The Cost and Usage Report is made available several times a day as a CSV file in a user-specified Amazon S3 bucket.
Line Item Information
For each billable operation, the line item columns in the billing report provide important information on the type of usage, where it took place, when it took place, the resources consumed and the applicable rates, such as:
- UsageAccountId: The ID of the account. Note that if you have consolidated accounts, the bill itself is issued under the UserAcountID of the Master account, but sub-line items will then identify the individual accounts under which the usage actually took place.
- UsageStartDate: The date when the usage for this line item started.
- UsageEndDate: The date when the usage for this line item ended.
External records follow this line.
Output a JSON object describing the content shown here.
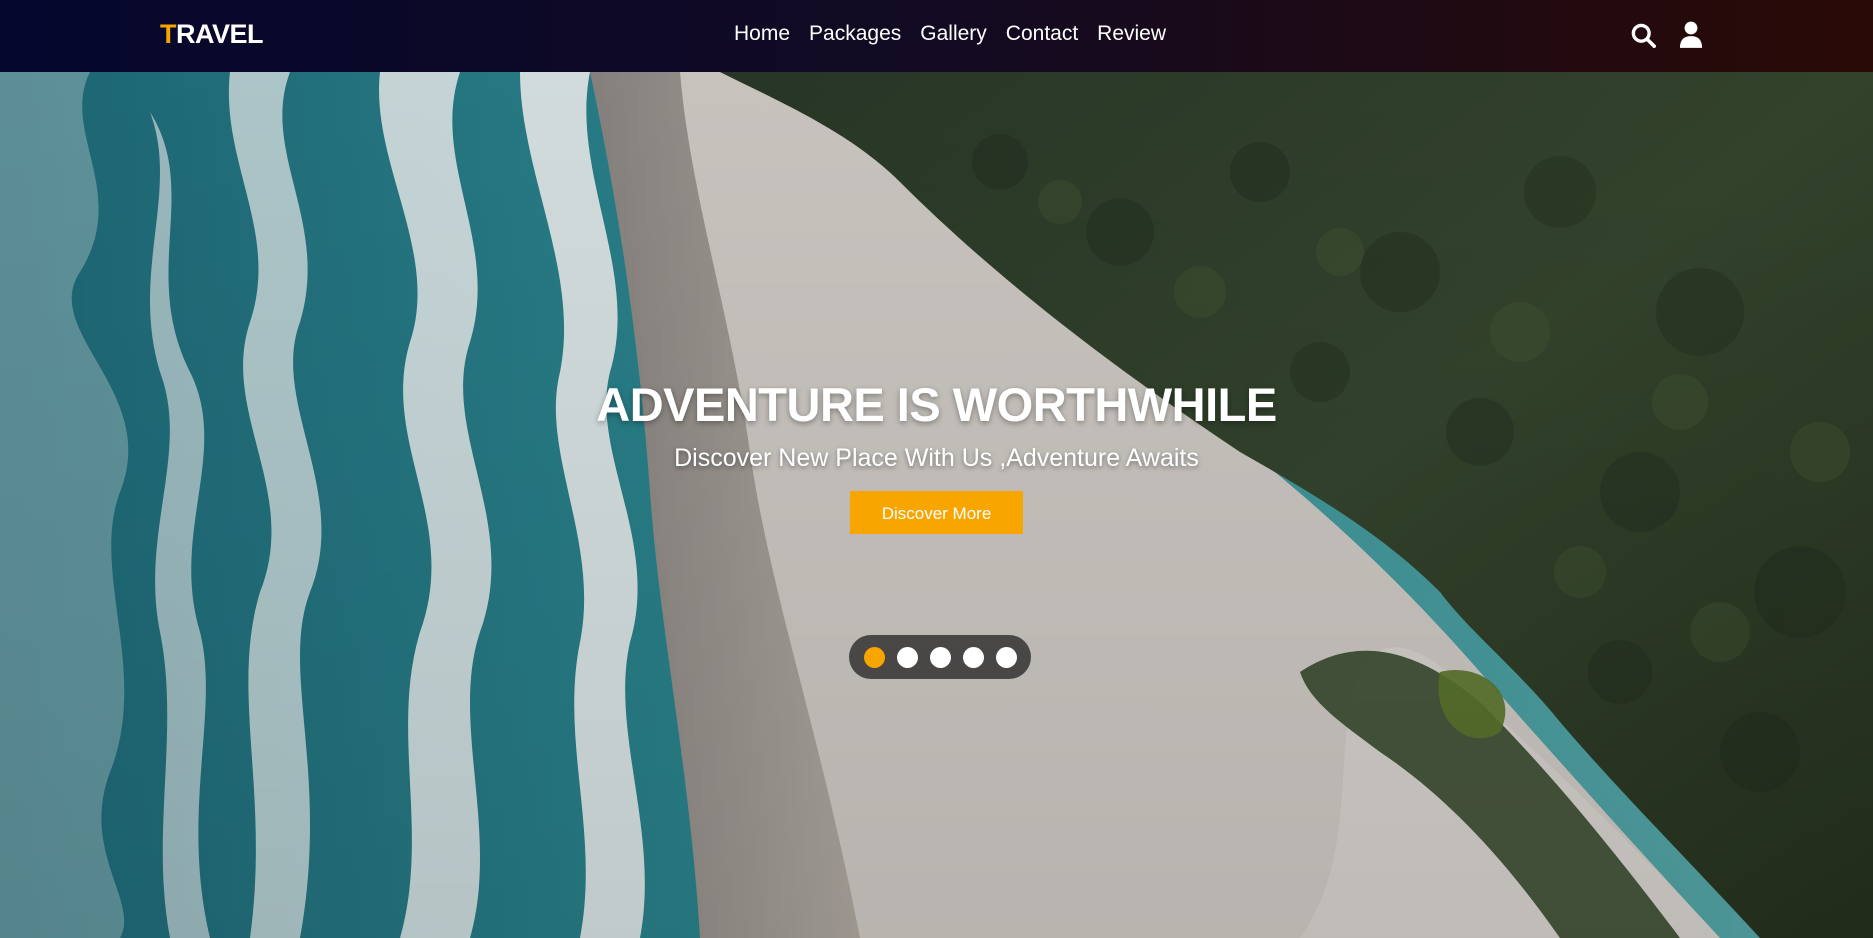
{
  "navbar": {
    "logo_accent": "T",
    "logo_rest": "RAVEL",
    "links": [
      "Home",
      "Packages",
      "Gallery",
      "Contact",
      "Review"
    ],
    "icons": [
      "search-icon",
      "user-icon"
    ]
  },
  "hero": {
    "title": "ADVENTURE IS WORTHWHILE",
    "subtitle": "Discover New Place With Us ,Adventure Awaits",
    "cta_label": "Discover More",
    "slides": {
      "count": 5,
      "active_index": 0
    }
  },
  "colors": {
    "accent": "#f9a500",
    "nav_gradient_start": "#05072e",
    "nav_gradient_end": "#2a0a06",
    "text": "#ffffff"
  }
}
- Usage Type: The type of usage covered by this line item, such as On-Demand, Spot (an instance whose price is determined by bidding for unused server capacity), Reserved, an RDS node, etc. Note: If you paid for a Reserved Instance, this column has one line that shows the monthly committed cost, and multiple lines that show a charge of 0.
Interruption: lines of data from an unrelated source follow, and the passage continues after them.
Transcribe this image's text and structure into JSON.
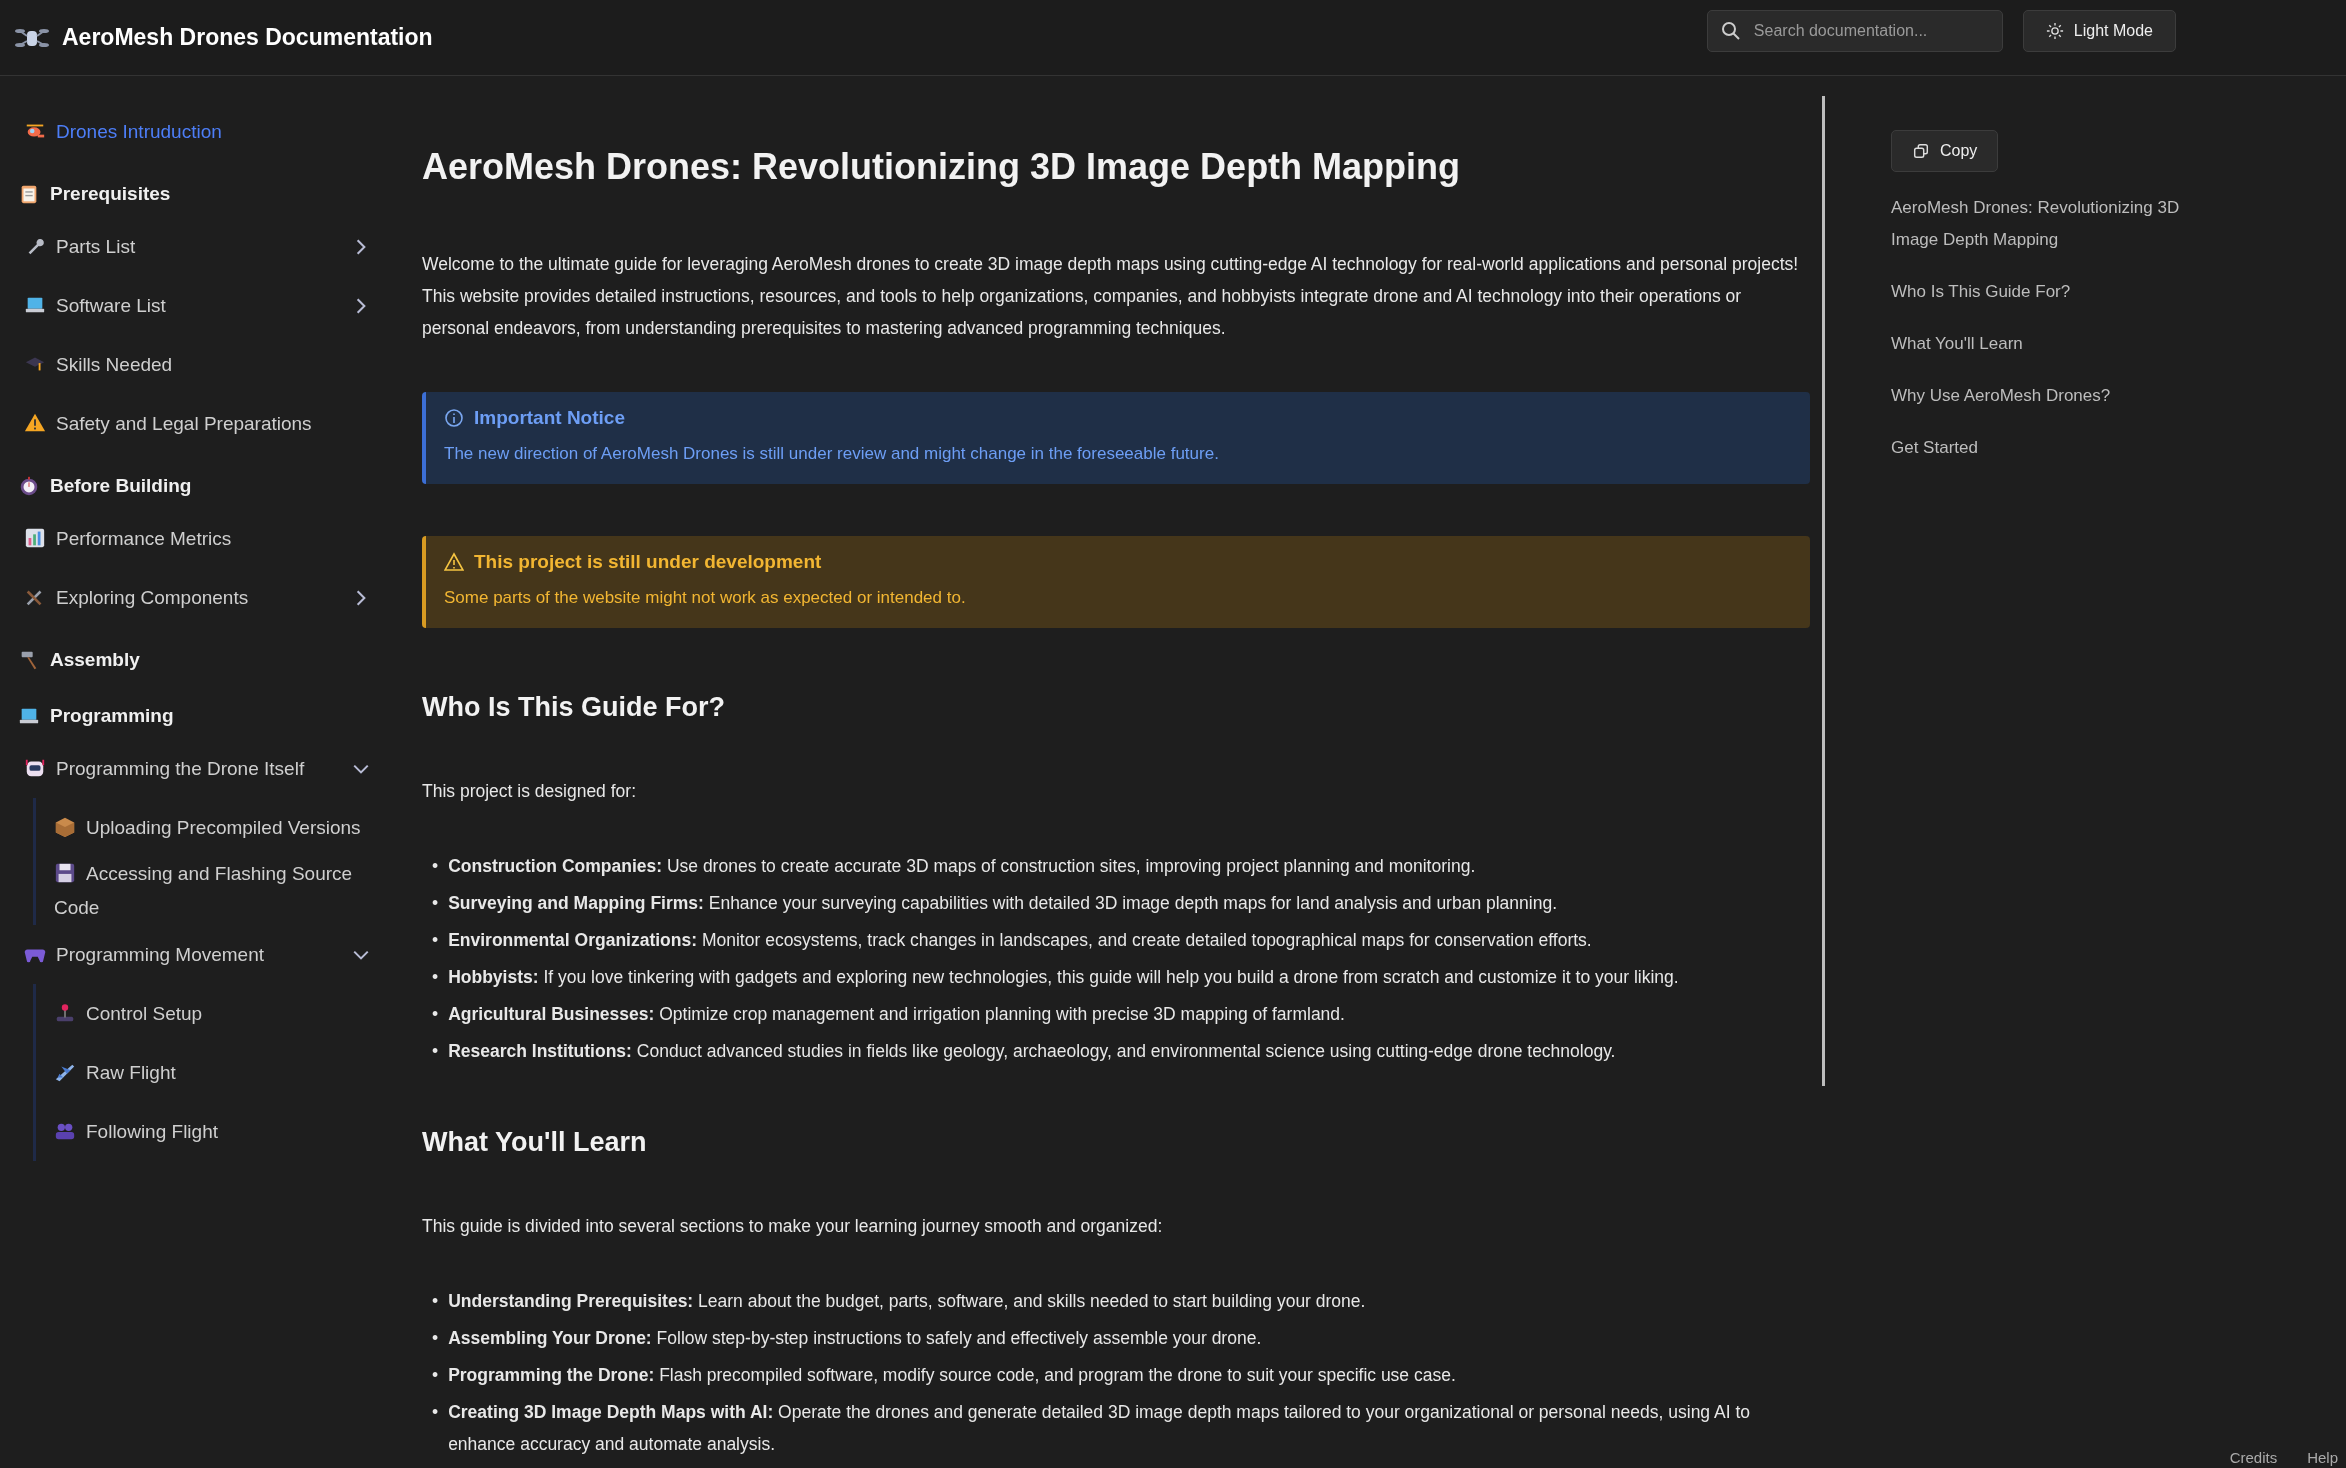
{
  "header": {
    "title": "AeroMesh Drones Documentation",
    "search": {
      "placeholder": "Search documentation..."
    },
    "theme_button": "Light Mode"
  },
  "sidebar": {
    "items": [
      {
        "label": "Drones Intruduction",
        "kind": "link",
        "selected": true
      },
      {
        "label": "Prerequisites",
        "kind": "section",
        "selected": false,
        "children": [
          {
            "label": "Parts List",
            "kind": "group",
            "selected": false,
            "expanded": false
          },
          {
            "label": "Software List",
            "kind": "group",
            "selected": false,
            "expanded": false
          },
          {
            "label": "Skills Needed",
            "kind": "link",
            "selected": false
          },
          {
            "label": "Safety and Legal Preparations",
            "kind": "link",
            "selected": false
          }
        ]
      },
      {
        "label": "Before Building",
        "kind": "section",
        "selected": false,
        "children": [
          {
            "label": "Performance Metrics",
            "kind": "link",
            "selected": false
          },
          {
            "label": "Exploring Components",
            "kind": "group",
            "selected": false,
            "expanded": false
          }
        ]
      },
      {
        "label": "Assembly",
        "kind": "section",
        "selected": false
      },
      {
        "label": "Programming",
        "kind": "section",
        "selected": false,
        "children": [
          {
            "label": "Programming the Drone Itself",
            "kind": "group",
            "selected": false,
            "expanded": true,
            "children": [
              {
                "label": "Uploading Precompiled Versions",
                "kind": "link",
                "selected": false
              },
              {
                "label": "Accessing and Flashing Source Code",
                "kind": "link",
                "selected": false
              }
            ]
          },
          {
            "label": "Programming Movement",
            "kind": "group",
            "selected": false,
            "expanded": true,
            "children": [
              {
                "label": "Control Setup",
                "kind": "link",
                "selected": false
              },
              {
                "label": "Raw Flight",
                "kind": "link",
                "selected": false
              },
              {
                "label": "Following Flight",
                "kind": "link",
                "selected": false
              }
            ]
          }
        ]
      }
    ]
  },
  "content": {
    "title": "AeroMesh Drones: Revolutionizing 3D Image Depth Mapping",
    "intro": "Welcome to the ultimate guide for leveraging AeroMesh drones to create 3D image depth maps using cutting-edge AI technology for real-world applications and personal projects! This website provides detailed instructions, resources, and tools to help organizations, companies, and hobbyists integrate drone and AI technology into their operations or personal endeavors, from understanding prerequisites to mastering advanced programming techniques.",
    "notices": [
      {
        "kind": "info",
        "title": "Important Notice",
        "text": "The new direction of AeroMesh Drones is still under review and might change in the foreseeable future."
      },
      {
        "kind": "warning",
        "title": "This project is still under development",
        "text": "Some parts of the website might not work as expected or intended to."
      }
    ],
    "sections": [
      {
        "heading": "Who Is This Guide For?",
        "lead": "This project is designed for:",
        "marker": "•",
        "bullets": [
          "**Construction Companies:** Use drones to create accurate 3D maps of construction sites, improving project planning and monitoring.",
          "**Surveying and Mapping Firms:** Enhance your surveying capabilities with detailed 3D image depth maps for land analysis and urban planning.",
          "**Environmental Organizations:** Monitor ecosystems, track changes in landscapes, and create detailed topographical maps for conservation efforts.",
          "**Hobbyists:** If you love tinkering with gadgets and exploring new technologies, this guide will help you build a drone from scratch and customize it to your liking.",
          "**Agricultural Businesses:** Optimize crop management and irrigation planning with precise 3D mapping of farmland.",
          "**Research Institutions:** Conduct advanced studies in fields like geology, archaeology, and environmental science using cutting-edge drone technology."
        ]
      },
      {
        "heading": "What You'll Learn",
        "lead": "This guide is divided into several sections to make your learning journey smooth and organized:",
        "marker": "•",
        "bullets": [
          "**Understanding Prerequisites:** Learn about the budget, parts, software, and skills needed to start building your drone.",
          "**Assembling Your Drone:** Follow step-by-step instructions to safely and effectively assemble your drone.",
          "**Programming the Drone:** Flash precompiled software, modify source code, and program the drone to suit your specific use case.",
          "**Creating 3D Image Depth Maps with AI:** Operate the drones and generate detailed 3D image depth maps tailored to your organizational or personal needs, using AI to enhance accuracy and automate analysis."
        ]
      }
    ]
  },
  "toc": {
    "copy_button": "Copy",
    "items": [
      "AeroMesh Drones: Revolutionizing 3D Image Depth Mapping",
      "Who Is This Guide For?",
      "What You'll Learn",
      "Why Use AeroMesh Drones?",
      "Get Started"
    ]
  },
  "footer": {
    "links": [
      "Credits",
      "Help"
    ]
  }
}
- Availability Zone: The Availability Zone in which the AWS operation was carried out. As noted above, pricing for the same service will vary among Availability Zone regions.
- Usage Amount: The actual usage of non-reserved (i.e., On-Demand) resources incurred by the operation. As described above, the unit of usage (hours, GBs, number of requests, etc.) is service-specific.
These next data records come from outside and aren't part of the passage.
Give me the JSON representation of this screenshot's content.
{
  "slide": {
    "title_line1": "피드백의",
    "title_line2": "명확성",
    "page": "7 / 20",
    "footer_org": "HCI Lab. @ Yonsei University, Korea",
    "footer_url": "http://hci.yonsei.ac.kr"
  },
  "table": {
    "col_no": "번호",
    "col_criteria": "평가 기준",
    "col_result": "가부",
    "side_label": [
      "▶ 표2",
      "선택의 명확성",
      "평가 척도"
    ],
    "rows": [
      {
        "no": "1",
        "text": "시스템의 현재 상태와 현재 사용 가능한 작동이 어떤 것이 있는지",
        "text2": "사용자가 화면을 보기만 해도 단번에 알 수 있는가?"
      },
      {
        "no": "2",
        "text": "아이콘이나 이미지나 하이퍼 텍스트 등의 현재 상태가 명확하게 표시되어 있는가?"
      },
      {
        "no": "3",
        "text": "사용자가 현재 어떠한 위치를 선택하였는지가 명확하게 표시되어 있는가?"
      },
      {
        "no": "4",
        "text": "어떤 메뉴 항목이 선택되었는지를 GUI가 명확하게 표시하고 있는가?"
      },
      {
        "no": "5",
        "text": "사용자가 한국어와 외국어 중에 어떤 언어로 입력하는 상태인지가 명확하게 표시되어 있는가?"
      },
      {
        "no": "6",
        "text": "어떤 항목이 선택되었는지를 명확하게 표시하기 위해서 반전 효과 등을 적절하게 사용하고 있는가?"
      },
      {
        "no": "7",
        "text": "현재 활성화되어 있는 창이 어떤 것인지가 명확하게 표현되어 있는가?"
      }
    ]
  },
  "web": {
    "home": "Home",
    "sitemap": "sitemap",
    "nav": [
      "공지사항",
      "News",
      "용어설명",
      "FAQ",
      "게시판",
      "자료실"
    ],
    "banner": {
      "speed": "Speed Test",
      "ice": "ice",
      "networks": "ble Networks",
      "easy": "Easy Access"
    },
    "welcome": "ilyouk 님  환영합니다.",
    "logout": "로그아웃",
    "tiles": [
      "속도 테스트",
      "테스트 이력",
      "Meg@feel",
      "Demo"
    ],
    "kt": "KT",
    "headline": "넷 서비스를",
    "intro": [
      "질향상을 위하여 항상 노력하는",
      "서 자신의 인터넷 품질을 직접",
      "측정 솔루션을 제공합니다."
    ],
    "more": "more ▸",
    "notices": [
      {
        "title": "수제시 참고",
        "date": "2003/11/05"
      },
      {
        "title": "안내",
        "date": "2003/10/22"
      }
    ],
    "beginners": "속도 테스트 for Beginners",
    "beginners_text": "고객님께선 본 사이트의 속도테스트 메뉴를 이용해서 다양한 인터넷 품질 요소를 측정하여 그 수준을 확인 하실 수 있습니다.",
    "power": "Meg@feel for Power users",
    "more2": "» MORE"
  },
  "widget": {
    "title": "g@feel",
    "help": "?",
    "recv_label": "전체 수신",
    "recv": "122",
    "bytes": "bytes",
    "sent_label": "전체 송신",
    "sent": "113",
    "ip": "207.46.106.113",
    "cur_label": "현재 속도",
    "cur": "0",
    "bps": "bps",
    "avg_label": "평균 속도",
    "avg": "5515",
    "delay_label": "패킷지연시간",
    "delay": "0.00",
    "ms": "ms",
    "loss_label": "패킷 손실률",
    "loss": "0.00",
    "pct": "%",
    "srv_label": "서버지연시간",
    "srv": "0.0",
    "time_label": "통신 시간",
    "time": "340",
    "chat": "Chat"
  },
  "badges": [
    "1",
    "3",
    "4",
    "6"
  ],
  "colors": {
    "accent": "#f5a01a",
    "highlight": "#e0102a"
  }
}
- Blended Rate/Cost: In consolidated billing, the blended rate is the averaged rate and calculated cost of all of the Reserved Instances and On-Demand Instances used by the member accounts as calculated at the master account level. Those rates and charges are then allocated back to the member accounts in proportion to the member account’s usage.
For each billable operation, the billing report provides detailed pricing information. This information includes:
- PublicOnDemandCost/Rate: These two fields together show the total cost for the operation in question, based on public on-demand rates.
- PurchaseOption: How you have chosen to pay for this operation, with the valid options being All Upfront, Partial Upfront, or No Upfront.
- RateType: The type of rate that applies to this line item, such as Fixed.
- Rate Unit: The unit used to calculate the usage cost, e.g., hours, GBs, number of requests, etc.
- Term: Whether the usage is On-Demand or Reserved.
These line item fields provide important information on Reserved Instances:
- AvailabilityZone: The Availability Zone of the reserved resource.
- NumberOfReservations: The number of Reserved Instances covered by the subscription.
- UnitsPerReservation: The number of usage units reserved by a single reservation in a given subscription, e.g., how many hours a single AWS EC2 RI has reserved.
- TotalReservedUnits: The total number of hours across all RIs in this subscription, i.e., the NumberOfReservations multipled by the UnitsPerReservation.
In addition to understanding AWS Storage Costs and Usage Reports and detailed monthly invoices, AWS provides tools to help its customers track real-time usage (e.g., the dashboard) or view historical usage and predict usage requirements (e.g., the Cost Explorer).
You can also assign key-value cost allocation tags to group your AWS costs according to, for example, your organization’s cost centers or applications.
Cost allocation tags can be particularly helpful in identifying underutilized resources, such as unused Reserved Instances -- visibility that you can use to optimize your AWS services.